- Exercise requirements -
Show each line of the listing in which the word "time" occurs.

- Material for this exercise -

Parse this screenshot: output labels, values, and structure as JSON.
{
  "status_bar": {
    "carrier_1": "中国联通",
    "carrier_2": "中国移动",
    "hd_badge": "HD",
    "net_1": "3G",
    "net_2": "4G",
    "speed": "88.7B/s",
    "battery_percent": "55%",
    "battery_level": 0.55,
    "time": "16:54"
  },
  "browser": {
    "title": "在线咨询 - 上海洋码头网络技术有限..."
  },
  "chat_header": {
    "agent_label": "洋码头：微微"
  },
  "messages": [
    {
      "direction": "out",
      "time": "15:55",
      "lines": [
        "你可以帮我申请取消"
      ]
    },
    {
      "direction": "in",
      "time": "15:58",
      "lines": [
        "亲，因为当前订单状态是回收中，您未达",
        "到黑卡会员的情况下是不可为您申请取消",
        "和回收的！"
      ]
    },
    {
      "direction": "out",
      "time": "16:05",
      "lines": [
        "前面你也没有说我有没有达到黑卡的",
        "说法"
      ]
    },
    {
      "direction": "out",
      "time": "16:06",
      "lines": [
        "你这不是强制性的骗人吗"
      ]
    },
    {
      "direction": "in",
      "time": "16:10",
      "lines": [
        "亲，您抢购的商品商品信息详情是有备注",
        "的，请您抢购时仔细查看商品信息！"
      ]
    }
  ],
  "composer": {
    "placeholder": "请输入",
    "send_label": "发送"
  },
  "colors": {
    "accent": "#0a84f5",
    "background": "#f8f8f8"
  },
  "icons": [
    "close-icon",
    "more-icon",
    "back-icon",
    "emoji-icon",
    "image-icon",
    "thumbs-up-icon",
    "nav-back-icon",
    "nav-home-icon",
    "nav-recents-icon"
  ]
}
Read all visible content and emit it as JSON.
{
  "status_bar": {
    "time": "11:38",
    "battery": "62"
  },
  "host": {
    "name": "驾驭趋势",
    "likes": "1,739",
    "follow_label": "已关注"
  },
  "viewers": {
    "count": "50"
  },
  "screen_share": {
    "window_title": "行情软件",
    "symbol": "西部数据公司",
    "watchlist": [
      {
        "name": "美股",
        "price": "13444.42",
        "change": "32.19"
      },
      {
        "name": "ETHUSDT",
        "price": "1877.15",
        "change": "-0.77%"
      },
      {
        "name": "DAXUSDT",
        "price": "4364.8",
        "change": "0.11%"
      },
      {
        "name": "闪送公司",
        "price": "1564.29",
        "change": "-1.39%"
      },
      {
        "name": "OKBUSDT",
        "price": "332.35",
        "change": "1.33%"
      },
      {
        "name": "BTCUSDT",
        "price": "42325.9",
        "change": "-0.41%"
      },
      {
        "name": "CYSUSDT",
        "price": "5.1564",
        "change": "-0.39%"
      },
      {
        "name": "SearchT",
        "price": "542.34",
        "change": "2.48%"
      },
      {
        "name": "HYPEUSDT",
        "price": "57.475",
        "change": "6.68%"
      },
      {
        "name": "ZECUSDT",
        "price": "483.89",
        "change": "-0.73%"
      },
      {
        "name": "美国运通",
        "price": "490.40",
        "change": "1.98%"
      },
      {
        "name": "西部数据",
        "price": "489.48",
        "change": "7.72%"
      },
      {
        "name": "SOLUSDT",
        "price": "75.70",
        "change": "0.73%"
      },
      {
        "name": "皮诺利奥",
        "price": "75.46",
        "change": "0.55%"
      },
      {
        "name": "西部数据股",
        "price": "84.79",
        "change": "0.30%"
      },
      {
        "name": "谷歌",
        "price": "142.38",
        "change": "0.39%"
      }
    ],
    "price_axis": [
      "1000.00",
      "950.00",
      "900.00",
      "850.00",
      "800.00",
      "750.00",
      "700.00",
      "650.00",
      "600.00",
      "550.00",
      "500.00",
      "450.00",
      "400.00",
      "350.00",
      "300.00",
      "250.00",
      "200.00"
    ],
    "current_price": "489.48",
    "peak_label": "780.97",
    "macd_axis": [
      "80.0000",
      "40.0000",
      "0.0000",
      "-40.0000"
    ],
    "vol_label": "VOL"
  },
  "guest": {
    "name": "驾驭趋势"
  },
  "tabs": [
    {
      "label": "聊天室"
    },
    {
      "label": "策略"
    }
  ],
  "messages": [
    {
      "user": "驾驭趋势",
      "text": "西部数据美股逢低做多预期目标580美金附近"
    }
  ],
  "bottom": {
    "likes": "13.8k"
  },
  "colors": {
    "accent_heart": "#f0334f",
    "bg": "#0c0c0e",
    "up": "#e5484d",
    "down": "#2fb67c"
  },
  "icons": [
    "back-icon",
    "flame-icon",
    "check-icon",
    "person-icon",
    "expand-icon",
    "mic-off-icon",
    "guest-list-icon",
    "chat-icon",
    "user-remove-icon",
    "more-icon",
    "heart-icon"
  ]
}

- Answer below -
    "time": "16:54"
      "time": "15:55",
      "time": "15:58",
      "time": "16:05",
      "time": "16:06",
      "time": "16:10",
    "time": "11:38",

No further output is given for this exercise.